Paul Sakuma

North Carolina’s Attorney General Roy Cooper said Friday he would challenge an electricity rate increase taking effect today that will cost the average home an extra $88 a year.

The N.C. Utilities Commission decided Thursday to approve a 7.5 percent average increase in power costs over two years for about 1.3 million customers of the former Progress Energy. The electricity provider for much of eastern North Carolina and the city of Asheville is now a subsidiary of Duke Energy Corp., the country’s largest electricity company.

The rate increase will cost consumers an extra $326 million over the next two years. The greatest increase for the hike taking effect today will fall on residential customers, who will see a 6.5 percent average increase this year while some large customers see rates increase by 2.7 percent. Costs would rise again in June 2014 for all customer categories.

The utilities commission said though it recognized the rate increase it approved Thursday would hit some customers, setting rates too low would hamper the delivery of “safe, adequate and reliable electric service.”

Americans cut back on spending in April after their income failed to grow, a sign that economic growth may be slowing. Consumer spending dropped a seasonally adjusted 0.2 percent in April, the Commerce Department said Friday. That was the first decline since last May.

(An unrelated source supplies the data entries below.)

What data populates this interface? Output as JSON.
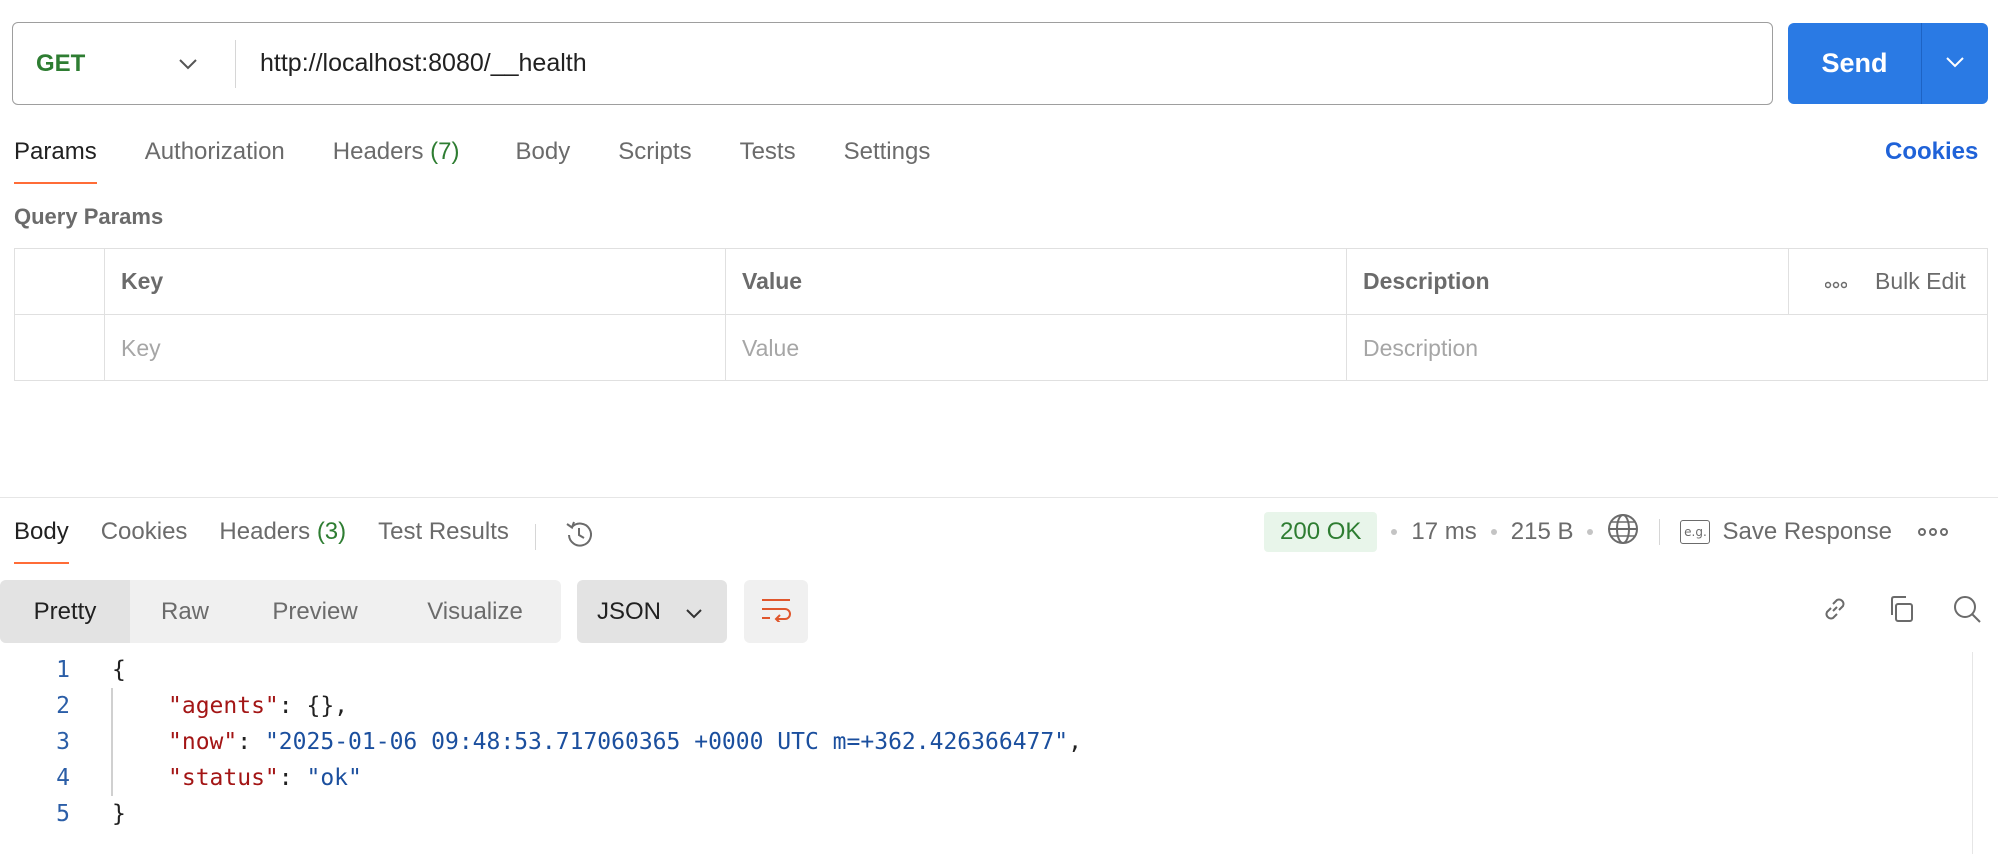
{
  "request": {
    "method": "GET",
    "url": "http://localhost:8080/__health",
    "send_label": "Send"
  },
  "request_tabs": [
    {
      "label": "Params",
      "active": true
    },
    {
      "label": "Authorization"
    },
    {
      "label": "Headers",
      "count": "(7)"
    },
    {
      "label": "Body"
    },
    {
      "label": "Scripts"
    },
    {
      "label": "Tests"
    },
    {
      "label": "Settings"
    }
  ],
  "cookies_link": "Cookies",
  "query_params": {
    "section_label": "Query Params",
    "headers": [
      "Key",
      "Value",
      "Description"
    ],
    "bulk_edit_label": "Bulk Edit",
    "placeholders": {
      "key": "Key",
      "value": "Value",
      "description": "Description"
    }
  },
  "response_tabs": [
    {
      "label": "Body",
      "active": true
    },
    {
      "label": "Cookies"
    },
    {
      "label": "Headers",
      "count": "(3)"
    },
    {
      "label": "Test Results"
    }
  ],
  "response_status": {
    "code": "200 OK",
    "time": "17 ms",
    "size": "215 B",
    "save_label": "Save Response",
    "eg_label": "e.g."
  },
  "view_modes": [
    "Pretty",
    "Raw",
    "Preview",
    "Visualize"
  ],
  "format": "JSON",
  "code_lines": [
    {
      "n": "1"
    },
    {
      "n": "2",
      "key": "\"agents\"",
      "rest": ": {},"
    },
    {
      "n": "3",
      "key": "\"now\"",
      "value": "\"2025-01-06 09:48:53.717060365 +0000 UTC m=+362.426366477\"",
      "trail": ","
    },
    {
      "n": "4",
      "key": "\"status\"",
      "value": "\"ok\""
    },
    {
      "n": "5"
    }
  ],
  "code_open": "{",
  "code_close": "}",
  "colors": {
    "accent": "#ff6c37",
    "send": "#2a7ae4",
    "method": "#2e7d32",
    "link": "#1f62d8"
  },
  "icons": [
    "chevron-down-icon",
    "history-icon",
    "globe-icon",
    "save-response-icon",
    "more-icon",
    "wrap-lines-icon",
    "link-icon",
    "copy-icon",
    "search-icon"
  ]
}
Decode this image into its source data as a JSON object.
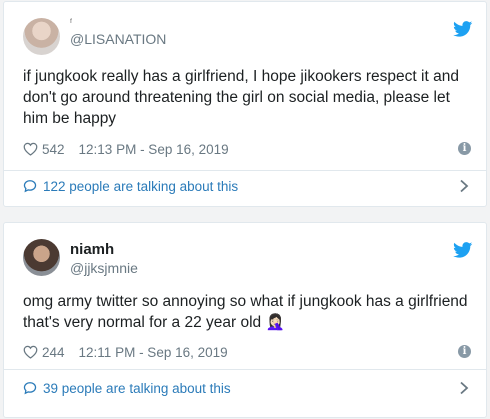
{
  "tweets": [
    {
      "display_name": "ᶠ",
      "handle": "@LISANATION",
      "text": "if jungkook really has a girlfriend, I hope jikookers respect it and don't go around threatening the girl on social media, please let him be happy",
      "likes": "542",
      "timestamp": "12:13 PM - Sep 16, 2019",
      "talking": "122 people are talking about this",
      "icons": {
        "avatar": "user-avatar",
        "brand": "twitter-bird-icon",
        "like": "heart-icon",
        "info": "info-icon",
        "reply": "comment-bubble-icon",
        "more": "chevron-right-icon"
      }
    },
    {
      "display_name": "niamh",
      "handle": "@jjksjmnie",
      "text": "omg army twitter so annoying so what if jungkook has a girlfriend that's very normal for a 22 year old 🤦🏻‍♀️",
      "likes": "244",
      "timestamp": "12:11 PM - Sep 16, 2019",
      "talking": "39 people are talking about this",
      "icons": {
        "avatar": "user-avatar",
        "brand": "twitter-bird-icon",
        "like": "heart-icon",
        "info": "info-icon",
        "reply": "comment-bubble-icon",
        "more": "chevron-right-icon"
      }
    }
  ],
  "colors": {
    "brand": "#1da1f2",
    "link": "#2b7bb9",
    "muted": "#697882",
    "border": "#e1e8ed"
  }
}
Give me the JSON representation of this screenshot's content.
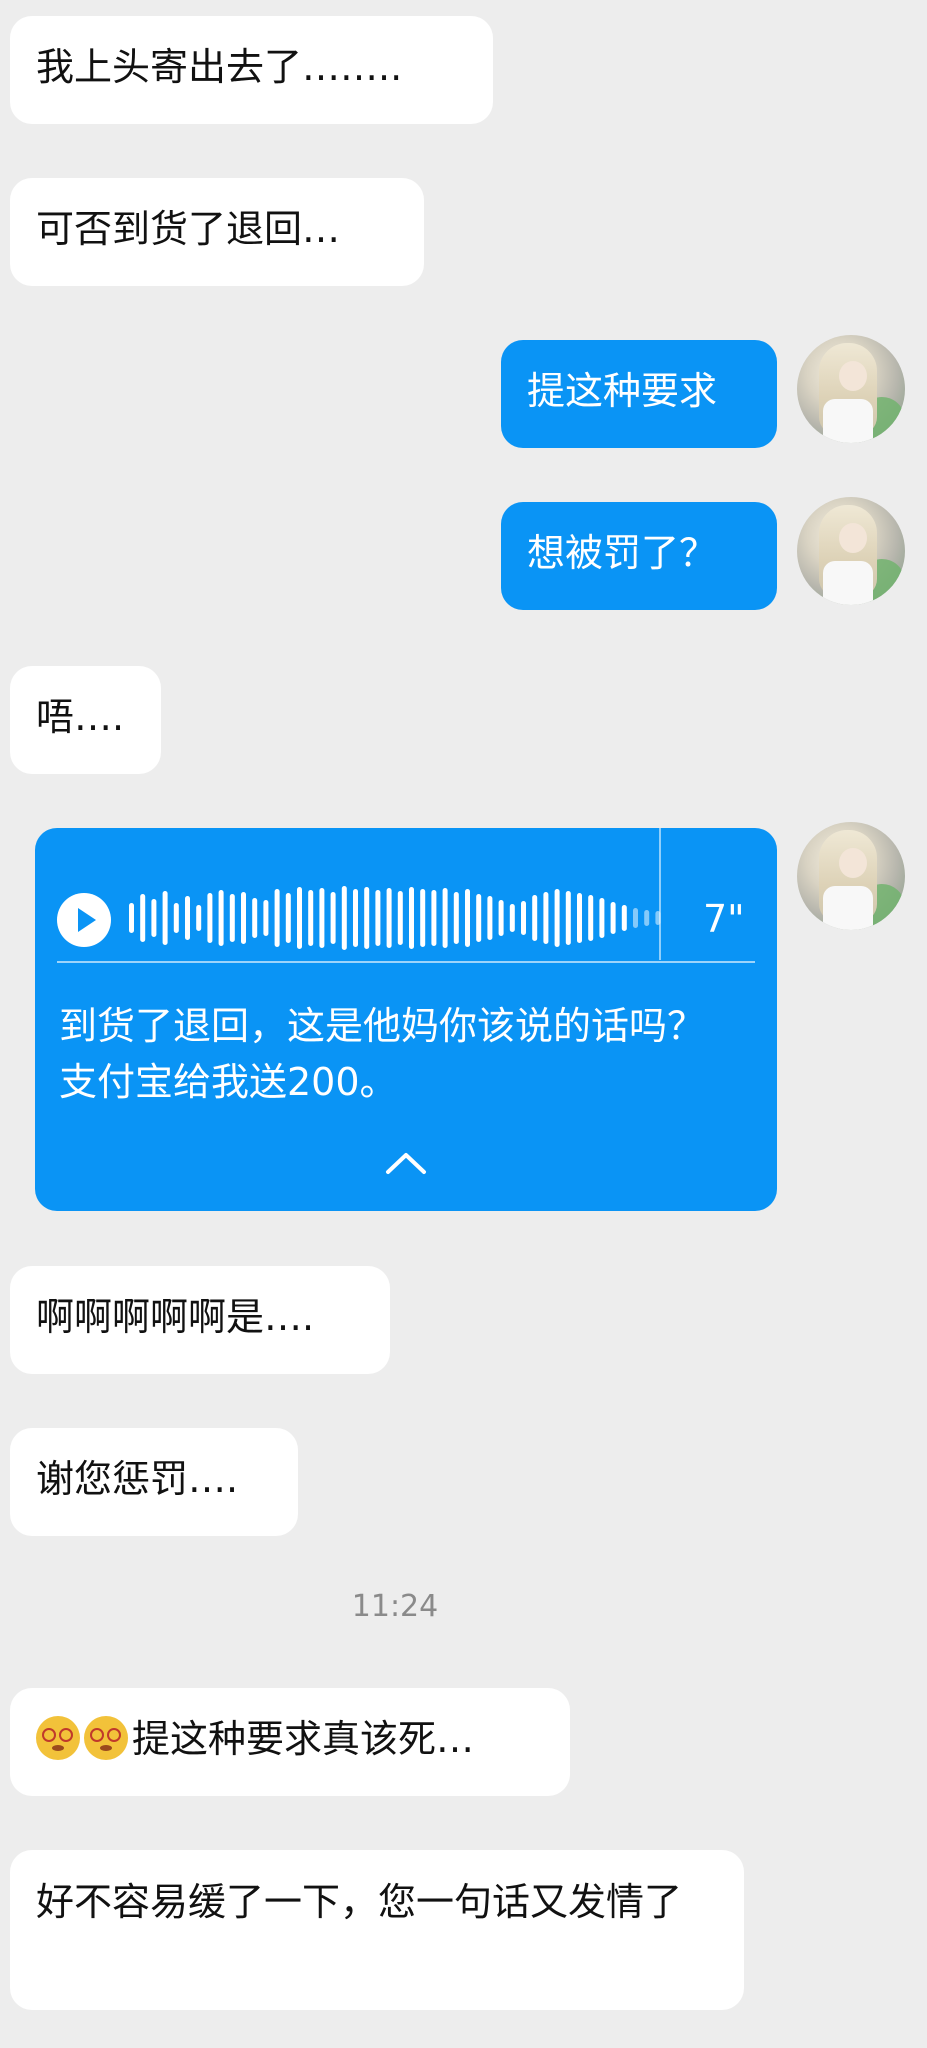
{
  "messages": {
    "m1": "我上头寄出去了……..",
    "m2": "可否到货了退回…",
    "m3": "提这种要求",
    "m4": "想被罚了？",
    "m5": "唔….",
    "m7": "啊啊啊啊啊是….",
    "m8": "谢您惩罚….",
    "m9": "提这种要求真该死…",
    "m10": "好不容易缓了一下，您一句话又发情了"
  },
  "voice_message": {
    "duration": "7\"",
    "transcript": "到货了退回，这是他妈你该说的话吗？支付宝给我送200。",
    "collapse_icon": "chevron-up-icon",
    "play_icon": "play-icon"
  },
  "timestamp": "11:24",
  "emojis": [
    "dizzy-face-emoji",
    "dizzy-face-emoji"
  ],
  "colors": {
    "background": "#ededed",
    "incoming_bubble": "#ffffff",
    "outgoing_bubble": "#0a94f5",
    "outgoing_text": "#ffffff",
    "timestamp_text": "#8a8a8a"
  }
}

The Dell board is standing behind a buyout offer from the company’s CEO and founder, and it has asked shareholders of the slumping PC maker to approve the deal in a July 18 vote.

The company’s announcement Friday is the latest volley in a battle with prominent shareholders over the company’s future and Michael Dell’s role in it.

Dell directors unanimously recommended an offer from Michael Dell and Silver Lake Partners to take the company private for $24.4 billion.

Dell’s largest shareholder in a letter Friday urged investors to reject that offer. It said that it will provide more details about its own offer soon.

LinkedIn is joining the Internet services tying account security to mobile phones.

In a change announced Friday, the roughly 225 million users of Linked- In’s online professional networking service can now choose to require a code to be sent to their phones whenever an attempt is made to log in to an account from a device for the first time.

The code sent to the phone is needed to complete the login process. The extra step is designed to lessen the chances of computer hackers breaking into user accounts. LinkedIn had about 6 million user passwords stolen and posted on the Internet last year.

The unemployment rate across the 17 European countries that use the euro hit a record 12.2 percent in April, and the number of unemployed is on track to reach 20 million by year’s end.

The worsening jobs crisis points to the recession that has gripped the euro alliance. Many countries are struggling to stimulate growth while grappling with a debt crisis that’s led governments to slash spending and raise taxes.

In 2008, before the worst of the financial crisis, the rate was far less — around 7.5 percent.

Wire reports